The deputy defense minister sprints down a street in Vienna. His smart watch contains missile blueprints.

Ethan Hunt rappels from a building, tackling the minister and slipping the watch from his wrist. Hunt inserts a contact lens printed with a high-res photo of the minister’s eye and holds the watch to his face.

No luck. It really is a mission impossible. The watch’s data is protected by authentication tied to the minister’s heartbeat. Hunt can’t fake that. He’s been thwarted by Arizona State University researcher Jae-sun Seo’s biometric security measures.

Seo, an assistant professor in the School of Electrical, Computer and Energy Engineering, was the lead on a pair of studies that developed security authentication based on electrical activity of heartbeats, or electrocardiogram readings.

While few of us have intercontinental ballistic missile blueprints on our Fitbits, they do contain medical information. Sensors pick up your electrocardiogram and other signals. That’s private medical data.

Your medical information is worth 10 times what your credit card is on the black market, according to the FBI. More data breaches happen in the medical and health-care industry now than in other sector, including financial, education and government, according to the nonprofit Identity Theft Resource Center. Health-insurance information can be used to purchase drugs or medical equipment, which are then resold illegally, or even to get medical care.

Tech companies are constantly stepping up security measures. Besides passwords, fingerprints, retinal scans and facial-recognition software are popping up in the latest gadgets.

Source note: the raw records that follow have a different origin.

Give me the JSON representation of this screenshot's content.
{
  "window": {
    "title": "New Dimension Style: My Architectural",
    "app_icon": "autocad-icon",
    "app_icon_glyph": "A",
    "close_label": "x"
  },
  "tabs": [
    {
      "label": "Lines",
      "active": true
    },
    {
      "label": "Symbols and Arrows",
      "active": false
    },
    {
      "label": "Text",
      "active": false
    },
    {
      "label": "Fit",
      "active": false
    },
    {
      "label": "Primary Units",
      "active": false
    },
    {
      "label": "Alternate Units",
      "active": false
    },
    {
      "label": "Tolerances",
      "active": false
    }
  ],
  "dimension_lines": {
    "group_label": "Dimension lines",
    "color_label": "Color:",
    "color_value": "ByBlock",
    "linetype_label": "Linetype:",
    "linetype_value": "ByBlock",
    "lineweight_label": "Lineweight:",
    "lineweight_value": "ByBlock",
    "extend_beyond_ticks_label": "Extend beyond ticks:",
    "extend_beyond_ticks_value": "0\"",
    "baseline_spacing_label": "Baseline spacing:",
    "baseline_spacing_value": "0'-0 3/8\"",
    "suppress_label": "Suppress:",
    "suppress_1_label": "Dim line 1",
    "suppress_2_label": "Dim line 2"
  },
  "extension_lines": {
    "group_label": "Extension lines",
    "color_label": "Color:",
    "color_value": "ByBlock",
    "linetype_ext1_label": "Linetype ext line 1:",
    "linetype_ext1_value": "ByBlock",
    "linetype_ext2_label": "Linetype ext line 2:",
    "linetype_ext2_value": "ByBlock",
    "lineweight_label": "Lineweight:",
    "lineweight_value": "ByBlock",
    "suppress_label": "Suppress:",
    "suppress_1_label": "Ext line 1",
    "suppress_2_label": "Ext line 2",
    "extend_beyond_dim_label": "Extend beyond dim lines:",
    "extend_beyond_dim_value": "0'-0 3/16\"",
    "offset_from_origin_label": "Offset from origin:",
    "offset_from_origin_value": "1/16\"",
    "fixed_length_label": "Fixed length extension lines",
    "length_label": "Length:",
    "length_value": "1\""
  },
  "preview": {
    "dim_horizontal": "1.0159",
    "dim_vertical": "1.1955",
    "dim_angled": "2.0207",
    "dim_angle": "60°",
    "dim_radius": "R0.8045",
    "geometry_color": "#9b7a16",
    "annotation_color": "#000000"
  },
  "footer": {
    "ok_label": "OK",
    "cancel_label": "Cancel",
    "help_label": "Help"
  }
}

“Still there is some vulnerability,” Seo said. “Fingerprints can be hacked. Iris, sometimes if you have a high-resolution photo it can be unlocked. ... In that sense multi-factor authentication becomes really necessary. To that extent we have been working on a different biometric modality, namely our physiological signals such as (electrocardiogram).”

The tech — a chip — developed by Seo and his colleagues stresses the individuality of electrical heartbeat signals.

ASU researcher Jae-sun Seo
ASU Assistant Professor Jae-sun Seo, an ASU professor of electrical (in his office on the Tempe campus) is researching how biometric security devices can be used to protect wearable technology. Photo by Anya Magnuson/ASU Now

“What we are proposing is that we can actually perform user authentication with our own (electrocardiogram) signals, and we can actually generate random secret keys using our own signals as well,” Seo said. “What that means is that although signals might look very similar from person to person, they are actually different. ... If you look at them visually, they don’t look that different. That’s where our technology comes in. We perform sophisticated filtering, signal processing and employ relatively simple neural networks to extract features, which are maximally different between different individuals.”

How would it work? One of Seo’s sensors on the back of the watch might touch your skin and pick up your physiological signals.

“It could continuously authenticate and make sure the owner is wearing the device instead of an adversary who stole the device and is trying to do something with it,” he said.

Another advantage is that it’s nonintrusive. No typing a password 10 digits long or rubbing your sweaty thumb on the screen or posing your face in an unnatural fashion.

Although the core technology is still in the research phase, Seo said it could be integrated into other tech, like phones or security systems.

“We have developed prototype chips and demonstrated real-time (electrocardiogram) authentication with very low power, which enables seamless integration into wearable devices,” he said. “Getting into a product will mean much more validation and verification of quality assessment. There’s still a way to go, but we verified our custom prototype chip with a fairly large database of more than 600 people.”

Shihui Yin was the student lead on both papers. The work was in collaboration with Samsung Advanced Institute of Technology in Korea.

 

Top photo: Professor Jae-sun Seo holds an ECG authentication chip in his hands. Seo hopes to use chips like this in wearable devices such as Apple watches to create biometric security measures based on electrical activity of heartbeats. Photo by Anya Magnuson/ASU Now

Scott Seckel

Reporter , ASU Now

480-727-4502